    The outer cover was loaded with earwigs. About 30 of them. I flicked them all away. Earwigs don’t eat honey or bother the bees, do they? I don’t think they do.

    I still need to do one last full inspection of Hive #2 for the season. I might do it tomorrow.

    I also put a medium super on top of the inner cover in Hive #1 and placed two Boardman feeders inside.

    I hope to see Aubrey, the one local experienced beekeeper I can talk to, on Saturday. I want to find out about when and what to feed the bees for the next 6 months, and whatever he does for wintering his bees, that’s what I’m doing. Summer is definitely over in Newfoundland.

  5. Well I’m glad you weathered the weather alright, I saw on the news about telephone poles knocked down, lots of damage, power outs ect. I still wouldn’t worry about dead drones, in bad weather the bees can’t keep house as well so they don’t move the trash very far. You are feeding for six months? Here in Oct/November our flow is finished with the frost and by Dec we might be getting snow. I have no idea what seasons are like in Atlantic Canada

    • Yeah, I’m not going to concern myself with dead drones larvae anymore. It never looks pretty, but that’s it. The bees are in charge.

      I’m not feeding the bees for the next six months, but I know I have to feed to up to a certain point and start up again maybe six months from now. Not sure about any of it. Whatever info I get this Saturday, well, I plan to do exactly what I’m told.

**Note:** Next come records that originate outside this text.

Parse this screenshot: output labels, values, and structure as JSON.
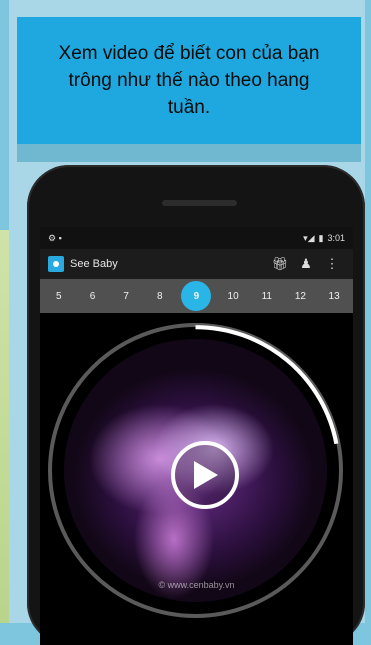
{
  "banner": {
    "text": "Xem video để biết con của bạn trông như thế nào theo hang tuần."
  },
  "statusbar": {
    "time": "3:01"
  },
  "appbar": {
    "title": "See Baby",
    "icons": [
      "gift-icon",
      "person-icon",
      "more-vert-icon"
    ]
  },
  "weeks": [
    "5",
    "6",
    "7",
    "8",
    "9",
    "10",
    "11",
    "12",
    "13"
  ],
  "selected_week": "9",
  "player": {
    "progress": 0.22,
    "watermark": "© www.cenbaby.vn"
  },
  "colors": {
    "accent": "#29b6e6",
    "banner": "#1fa8df",
    "page_bg": "#7ec5de"
  }
}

    • Not for sure. He has family visiting, and he’s usually pretty busy anyway. We’re sort of playing it by ear. I’ll call him again tonight and see if I can confirm for Saturday.

  6. Only 13° today but I noticed there were a few bees bringing in Pollen. I guess there is still a little food out there yet for them.

    I think I need to make a boardman feeder to put in so they can fill up the last frame.

  7. The bees in Hive #2 were active yesterday. The bees in Hive #1 were more focused on fight other bees or kicking out drones, I’m not sure which. They were also fending off more wasps. I saw several wasps walk right into the hive. More wasps now that I’ve seen all year.

    Too bad I didn’t get to see Aubrey. I had too much work on the go, and I’m off again today. See ya.

Leave a Reply

Your email address will not be published. Required fields are marked *